Emmanuelle Namiech, head of children’s acquisitions for Granada International, says that comedy is the most fruitful path to take for those interested in making international live-action sales. ‘A lot of the issues dealt with are universal, and the themes can be picked up around the world,’ she says. To wit, Bel’s Boys follows the formula by using a light touch to appeal to a broader market.
Dramas or more serious programs only tend to work if they’re infused with a very local sensibility, Namiech explains. But comedy, by nature, has a much wider appeal. ‘It just works better,’ she says.
And Euro nets have also entered into co-productions in the genre. Genie in the House, a joint Nickelodeon UK, Tiji and MJTV series, seems to have gotten the formula right, overcoming the perceived divide between English and French humor.
The show represents a conscious effort to capture the black magic of Sabrina the Teenage Witch and centers around a fourth-century genie named Adil, who is discovered by two tween sisters. So far, 26 half hours have been shot in London in English to best facilitate international sales. It’s then dubbed into French for the Canal J audience.

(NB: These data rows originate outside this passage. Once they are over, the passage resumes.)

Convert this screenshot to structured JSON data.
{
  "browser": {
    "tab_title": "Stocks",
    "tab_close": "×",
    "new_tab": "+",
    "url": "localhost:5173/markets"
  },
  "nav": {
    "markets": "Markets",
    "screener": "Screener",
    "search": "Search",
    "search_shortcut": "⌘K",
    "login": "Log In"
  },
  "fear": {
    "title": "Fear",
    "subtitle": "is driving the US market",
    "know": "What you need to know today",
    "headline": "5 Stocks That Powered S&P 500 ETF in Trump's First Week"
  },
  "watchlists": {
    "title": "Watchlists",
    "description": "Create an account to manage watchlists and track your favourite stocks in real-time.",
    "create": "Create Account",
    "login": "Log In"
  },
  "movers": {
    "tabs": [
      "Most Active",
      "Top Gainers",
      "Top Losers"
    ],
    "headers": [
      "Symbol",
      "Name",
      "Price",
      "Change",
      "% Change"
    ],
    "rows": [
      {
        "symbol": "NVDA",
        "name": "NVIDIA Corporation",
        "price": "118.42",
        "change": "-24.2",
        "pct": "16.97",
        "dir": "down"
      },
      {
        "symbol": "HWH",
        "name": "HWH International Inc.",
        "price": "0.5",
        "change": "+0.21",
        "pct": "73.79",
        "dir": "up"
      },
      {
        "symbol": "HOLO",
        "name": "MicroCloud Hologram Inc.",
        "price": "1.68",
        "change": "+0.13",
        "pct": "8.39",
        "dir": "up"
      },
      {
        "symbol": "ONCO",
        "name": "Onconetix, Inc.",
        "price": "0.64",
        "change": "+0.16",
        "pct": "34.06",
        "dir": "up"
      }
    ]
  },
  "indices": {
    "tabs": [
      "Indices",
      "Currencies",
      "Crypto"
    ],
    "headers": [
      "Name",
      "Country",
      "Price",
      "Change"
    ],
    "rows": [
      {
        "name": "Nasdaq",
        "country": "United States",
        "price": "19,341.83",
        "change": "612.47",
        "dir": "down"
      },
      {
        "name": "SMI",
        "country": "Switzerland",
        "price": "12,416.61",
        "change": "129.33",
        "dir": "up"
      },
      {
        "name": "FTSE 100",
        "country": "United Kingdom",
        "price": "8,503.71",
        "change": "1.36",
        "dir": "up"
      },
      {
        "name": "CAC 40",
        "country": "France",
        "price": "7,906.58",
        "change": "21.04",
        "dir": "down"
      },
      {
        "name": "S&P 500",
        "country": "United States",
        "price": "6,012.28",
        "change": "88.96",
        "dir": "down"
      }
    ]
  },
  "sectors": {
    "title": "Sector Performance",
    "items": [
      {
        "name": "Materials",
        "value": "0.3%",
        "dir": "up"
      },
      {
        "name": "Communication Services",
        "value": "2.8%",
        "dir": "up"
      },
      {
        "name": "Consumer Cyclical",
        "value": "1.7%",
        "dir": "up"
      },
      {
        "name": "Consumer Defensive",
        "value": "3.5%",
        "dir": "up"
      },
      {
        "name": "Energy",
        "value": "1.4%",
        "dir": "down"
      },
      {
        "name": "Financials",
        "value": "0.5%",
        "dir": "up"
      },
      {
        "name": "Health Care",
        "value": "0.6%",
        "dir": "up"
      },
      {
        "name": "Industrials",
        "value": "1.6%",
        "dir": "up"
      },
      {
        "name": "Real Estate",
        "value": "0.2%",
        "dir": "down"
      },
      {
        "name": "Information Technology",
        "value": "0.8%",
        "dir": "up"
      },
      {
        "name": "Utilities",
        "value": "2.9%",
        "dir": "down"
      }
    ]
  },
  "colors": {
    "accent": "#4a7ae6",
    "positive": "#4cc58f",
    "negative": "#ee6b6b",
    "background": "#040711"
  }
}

‘It’s always a simple story,’ says Pierre Belaisch, deputy managing director of programming for Canal J, Tiji and Filles TV, describing the key to the series. ‘The Genie is sort of a clown, and they are always trying to hide the magic from their father.’
Shot on a London soundstage, but written by a France-based team, the show bowed on Nickelodeon UK in May and Canal J in September. It has been performing impressively ever since, ranking as the number-one show on Nick UK shortly after its debut. Belaisch expects to summon up another 26 half hours in the near future, with an eye to bringing that number up to 78 and roll them out internationally in the next year or two.
‘I believe the demand for live-action comedy has always been high,’ adds Cathy Payne, international chief executive of Australian producer/distributor Southern Star. In short, the experiences depicted in these shows cut across cultural borders. ‘Everyone can relate to that stage of life when all of a sudden your parents embarrass you, your body is changing, you kind of don’t hate the opposite sex anymore, and your life is getting more complicated,’ she says.
Wearing her international distributor’s hat, Payne says there is a need in the marketplace for more of this type of programming, even if it can’t break into the North American market.
One show that Payne fingers as performing particularly well across cultural lines is Wark Clements/Burberry Productions/Rialto Films’ The Sleepover Club. Set in the fictional Australian suburb of Crescent Bay, the series stars a group of tween girls who form a club to share secrets and growing pains centered around the themes of friendship and belonging. Southern Star has so far managed to sell the show into Australia, the U.K., Ireland, New Zealand, Germany, France, Spain, Italy, Canada and throughout Asia and South America.